Dataset entries:
-- Opening Marker --
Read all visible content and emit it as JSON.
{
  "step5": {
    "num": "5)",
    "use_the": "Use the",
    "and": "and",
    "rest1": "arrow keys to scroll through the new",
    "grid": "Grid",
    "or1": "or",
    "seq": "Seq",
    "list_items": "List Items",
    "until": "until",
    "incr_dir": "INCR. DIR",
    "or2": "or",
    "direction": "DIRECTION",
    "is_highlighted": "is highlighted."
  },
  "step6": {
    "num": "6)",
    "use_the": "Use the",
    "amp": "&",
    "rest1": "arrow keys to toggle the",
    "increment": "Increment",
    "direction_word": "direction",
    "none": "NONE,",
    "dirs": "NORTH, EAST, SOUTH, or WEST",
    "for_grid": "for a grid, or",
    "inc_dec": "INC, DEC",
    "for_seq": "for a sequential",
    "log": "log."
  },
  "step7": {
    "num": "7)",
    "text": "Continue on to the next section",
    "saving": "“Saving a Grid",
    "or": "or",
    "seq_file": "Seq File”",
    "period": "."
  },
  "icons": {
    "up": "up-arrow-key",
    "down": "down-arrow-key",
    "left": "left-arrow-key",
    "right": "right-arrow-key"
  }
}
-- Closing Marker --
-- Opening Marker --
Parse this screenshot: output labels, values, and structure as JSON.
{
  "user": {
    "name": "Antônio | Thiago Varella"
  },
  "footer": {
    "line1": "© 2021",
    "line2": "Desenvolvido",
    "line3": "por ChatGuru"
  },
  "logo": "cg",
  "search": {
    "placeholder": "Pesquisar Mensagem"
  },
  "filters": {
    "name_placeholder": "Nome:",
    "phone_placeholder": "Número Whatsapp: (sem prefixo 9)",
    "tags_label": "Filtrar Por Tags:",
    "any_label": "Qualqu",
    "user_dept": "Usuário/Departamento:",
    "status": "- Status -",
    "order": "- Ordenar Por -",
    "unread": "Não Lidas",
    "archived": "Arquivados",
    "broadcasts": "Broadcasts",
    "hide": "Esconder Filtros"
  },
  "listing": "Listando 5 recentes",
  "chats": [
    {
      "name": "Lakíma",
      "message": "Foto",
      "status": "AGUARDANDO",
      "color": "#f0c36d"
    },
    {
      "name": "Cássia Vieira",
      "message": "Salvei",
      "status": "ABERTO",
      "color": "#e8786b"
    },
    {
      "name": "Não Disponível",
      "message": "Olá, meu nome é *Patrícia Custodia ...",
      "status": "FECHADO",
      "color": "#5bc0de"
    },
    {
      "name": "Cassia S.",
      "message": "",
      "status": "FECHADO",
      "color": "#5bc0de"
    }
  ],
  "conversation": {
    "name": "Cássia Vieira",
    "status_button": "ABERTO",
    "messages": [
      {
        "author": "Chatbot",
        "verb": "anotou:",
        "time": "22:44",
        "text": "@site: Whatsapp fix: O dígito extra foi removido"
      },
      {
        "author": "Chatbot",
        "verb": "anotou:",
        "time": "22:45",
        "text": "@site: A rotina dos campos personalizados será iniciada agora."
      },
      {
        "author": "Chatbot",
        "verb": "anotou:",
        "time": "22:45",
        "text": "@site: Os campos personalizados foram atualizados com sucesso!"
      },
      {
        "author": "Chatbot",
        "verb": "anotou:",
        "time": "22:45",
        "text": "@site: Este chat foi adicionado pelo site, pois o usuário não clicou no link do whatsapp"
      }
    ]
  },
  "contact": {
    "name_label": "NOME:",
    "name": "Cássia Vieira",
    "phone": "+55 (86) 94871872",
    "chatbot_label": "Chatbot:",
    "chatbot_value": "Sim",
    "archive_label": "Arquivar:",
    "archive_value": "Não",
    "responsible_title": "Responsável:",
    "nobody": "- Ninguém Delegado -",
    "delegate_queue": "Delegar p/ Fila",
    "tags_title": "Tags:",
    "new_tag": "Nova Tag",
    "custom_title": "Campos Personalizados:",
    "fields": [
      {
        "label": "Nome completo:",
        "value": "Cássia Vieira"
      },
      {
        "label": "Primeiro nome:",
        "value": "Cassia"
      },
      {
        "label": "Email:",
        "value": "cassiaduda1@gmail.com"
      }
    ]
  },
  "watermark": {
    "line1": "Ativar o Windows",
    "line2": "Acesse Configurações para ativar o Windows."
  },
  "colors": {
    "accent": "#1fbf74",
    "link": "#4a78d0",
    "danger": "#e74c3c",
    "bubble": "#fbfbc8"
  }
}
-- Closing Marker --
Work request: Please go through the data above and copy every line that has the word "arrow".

Exercise output:
    "rest1": "arrow keys to scroll through the new",
    "rest1": "arrow keys to toggle the",
    "up": "up-arrow-key",
    "down": "down-arrow-key",
    "left": "left-arrow-key",
    "right": "right-arrow-key"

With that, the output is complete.